▶ [ASSIGNMENT]
Each entry below must appear in the answer exactly as written.

▶ [DATA SUPPLIED]
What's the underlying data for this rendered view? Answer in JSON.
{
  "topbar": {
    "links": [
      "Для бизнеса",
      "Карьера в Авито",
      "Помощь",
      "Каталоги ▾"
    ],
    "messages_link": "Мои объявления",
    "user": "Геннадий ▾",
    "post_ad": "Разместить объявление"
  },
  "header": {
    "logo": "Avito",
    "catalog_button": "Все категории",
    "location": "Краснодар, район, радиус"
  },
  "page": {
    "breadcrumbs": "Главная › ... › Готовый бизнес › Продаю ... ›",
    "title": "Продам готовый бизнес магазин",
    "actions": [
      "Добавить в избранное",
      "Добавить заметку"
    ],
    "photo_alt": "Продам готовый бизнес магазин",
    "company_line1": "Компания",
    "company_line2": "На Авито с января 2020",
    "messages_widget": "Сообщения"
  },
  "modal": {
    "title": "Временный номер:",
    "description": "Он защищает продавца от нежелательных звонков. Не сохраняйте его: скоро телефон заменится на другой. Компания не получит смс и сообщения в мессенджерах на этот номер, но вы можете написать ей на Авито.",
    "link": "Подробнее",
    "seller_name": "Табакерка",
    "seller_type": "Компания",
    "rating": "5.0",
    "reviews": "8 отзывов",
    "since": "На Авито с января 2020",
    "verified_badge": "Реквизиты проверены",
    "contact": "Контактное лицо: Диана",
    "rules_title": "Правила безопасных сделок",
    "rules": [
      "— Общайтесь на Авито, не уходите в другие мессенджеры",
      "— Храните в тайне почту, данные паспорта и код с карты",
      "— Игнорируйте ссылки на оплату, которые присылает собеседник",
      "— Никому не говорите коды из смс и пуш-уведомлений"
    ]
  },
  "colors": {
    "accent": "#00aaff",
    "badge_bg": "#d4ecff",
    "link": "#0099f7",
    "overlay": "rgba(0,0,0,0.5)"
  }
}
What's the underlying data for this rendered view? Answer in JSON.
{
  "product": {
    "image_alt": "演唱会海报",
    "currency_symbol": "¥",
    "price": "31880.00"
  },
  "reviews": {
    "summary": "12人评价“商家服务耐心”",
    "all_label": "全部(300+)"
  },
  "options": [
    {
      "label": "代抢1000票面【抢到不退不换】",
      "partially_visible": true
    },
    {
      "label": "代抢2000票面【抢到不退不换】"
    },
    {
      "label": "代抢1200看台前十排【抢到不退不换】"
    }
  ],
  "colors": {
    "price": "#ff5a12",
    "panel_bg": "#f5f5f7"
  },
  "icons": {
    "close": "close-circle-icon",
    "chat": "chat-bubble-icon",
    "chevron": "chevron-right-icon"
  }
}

▶ [ANSWER FOR THIS EXERCISE]
What's the underlying data for this rendered view? Answer in JSON.
{
  "topbar": {
    "links": [
      "Для бизнеса",
      "Карьера в Авито",
      "Помощь",
      "Каталоги ▾"
    ],
    "messages_link": "Мои объявления",
    "user": "Геннадий ▾",
    "post_ad": "Разместить объявление"
  },
  "header": {
    "logo": "Avito",
    "catalog_button": "Все категории",
    "location": "Краснодар, район, радиус"
  },
  "page": {
    "breadcrumbs": "Главная › ... › Готовый бизнес › Продаю ... ›",
    "title": "Продам готовый бизнес магазин",
    "actions": [
      "Добавить в избранное",
      "Добавить заметку"
    ],
    "photo_alt": "Продам готовый бизнес магазин",
    "company_line1": "Компания",
    "company_line2": "На Авито с января 2020",
    "messages_widget": "Сообщения"
  },
  "modal": {
    "title": "Временный номер:",
    "description": "Он защищает продавца от нежелательных звонков. Не сохраняйте его: скоро телефон заменится на другой. Компания не получит смс и сообщения в мессенджерах на этот номер, но вы можете написать ей на Авито.",
    "link": "Подробнее",
    "seller_name": "Табакерка",
    "seller_type": "Компания",
    "rating": "5.0",
    "reviews": "8 отзывов",
    "since": "На Авито с января 2020",
    "verified_badge": "Реквизиты проверены",
    "contact": "Контактное лицо: Диана",
    "rules_title": "Правила безопасных сделок",
    "rules": [
      "— Общайтесь на Авито, не уходите в другие мессенджеры",
      "— Храните в тайне почту, данные паспорта и код с карты",
      "— Игнорируйте ссылки на оплату, которые присылает собеседник",
      "— Никому не говорите коды из смс и пуш-уведомлений"
    ]
  },
  "colors": {
    "accent": "#00aaff",
    "badge_bg": "#d4ecff",
    "link": "#0099f7",
    "overlay": "rgba(0,0,0,0.5)"
  }
}
What's the underlying data for this rendered view? Answer in JSON.
{
  "product": {
    "image_alt": "演唱会海报",
    "currency_symbol": "¥",
    "price": "31880.00"
  },
  "reviews": {
    "summary": "12人评价“商家服务耐心”",
    "all_label": "全部(300+)"
  },
  "options": [
    {
      "label": "代抢1000票面【抢到不退不换】",
      "partially_visible": true
    },
    {
      "label": "代抢2000票面【抢到不退不换】"
    },
    {
      "label": "代抢1200看台前十排【抢到不退不换】"
    }
  ],
  "colors": {
    "price": "#ff5a12",
    "panel_bg": "#f5f5f7"
  },
  "icons": {
    "close": "close-circle-icon",
    "chat": "chat-bubble-icon",
    "chevron": "chevron-right-icon"
  }
}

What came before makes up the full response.